(RECORD SET Opens)

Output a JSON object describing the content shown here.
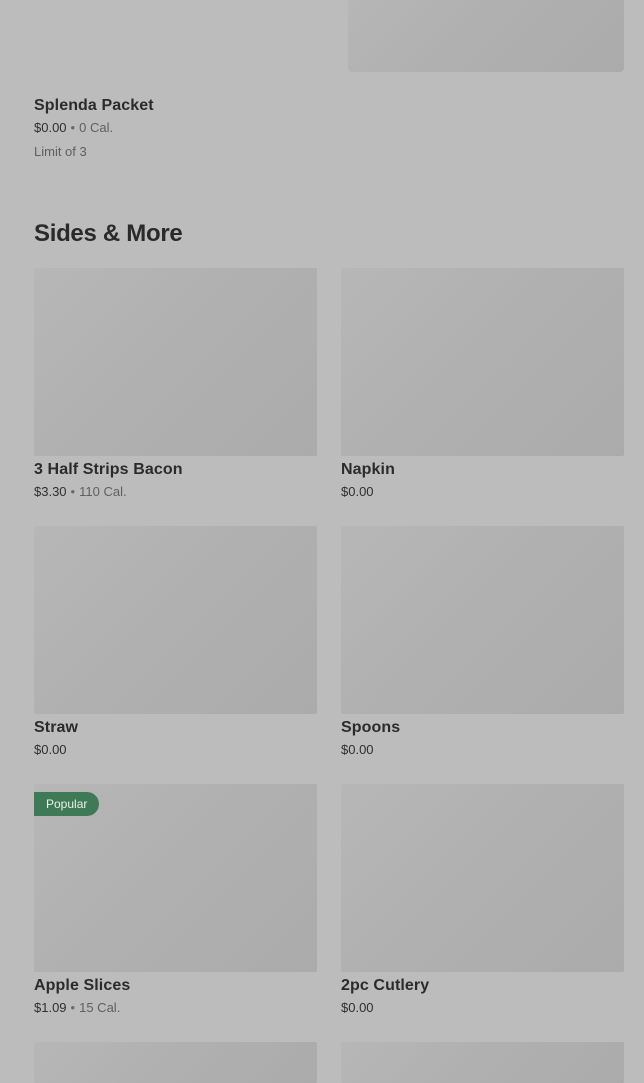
{
  "top_item": {
    "name": "Splenda Packet",
    "price": "$0.00",
    "calories": "0 Cal.",
    "limit": "Limit of 3"
  },
  "section": {
    "title": "Sides & More"
  },
  "items": [
    {
      "name": "3 Half Strips Bacon",
      "price": "$3.30",
      "calories": "110 Cal.",
      "badge": ""
    },
    {
      "name": "Napkin",
      "price": "$0.00",
      "calories": "",
      "badge": ""
    },
    {
      "name": "Straw",
      "price": "$0.00",
      "calories": "",
      "badge": ""
    },
    {
      "name": "Spoons",
      "price": "$0.00",
      "calories": "",
      "badge": ""
    },
    {
      "name": "Apple Slices",
      "price": "$1.09",
      "calories": "15 Cal.",
      "badge": "Popular"
    },
    {
      "name": "2pc Cutlery",
      "price": "$0.00",
      "calories": "",
      "badge": ""
    }
  ],
  "colors": {
    "background": "#bcbcbc",
    "badge": "#3f7a57"
  }
}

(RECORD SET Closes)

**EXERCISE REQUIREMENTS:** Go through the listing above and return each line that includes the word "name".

**RESPONSE TO THIS EXERCISE:**
    "name": "Splenda Packet",
      "name": "3 Half Strips Bacon",
      "name": "Napkin",
      "name": "Straw",
      "name": "Spoons",
      "name": "Apple Slices",
      "name": "2pc Cutlery",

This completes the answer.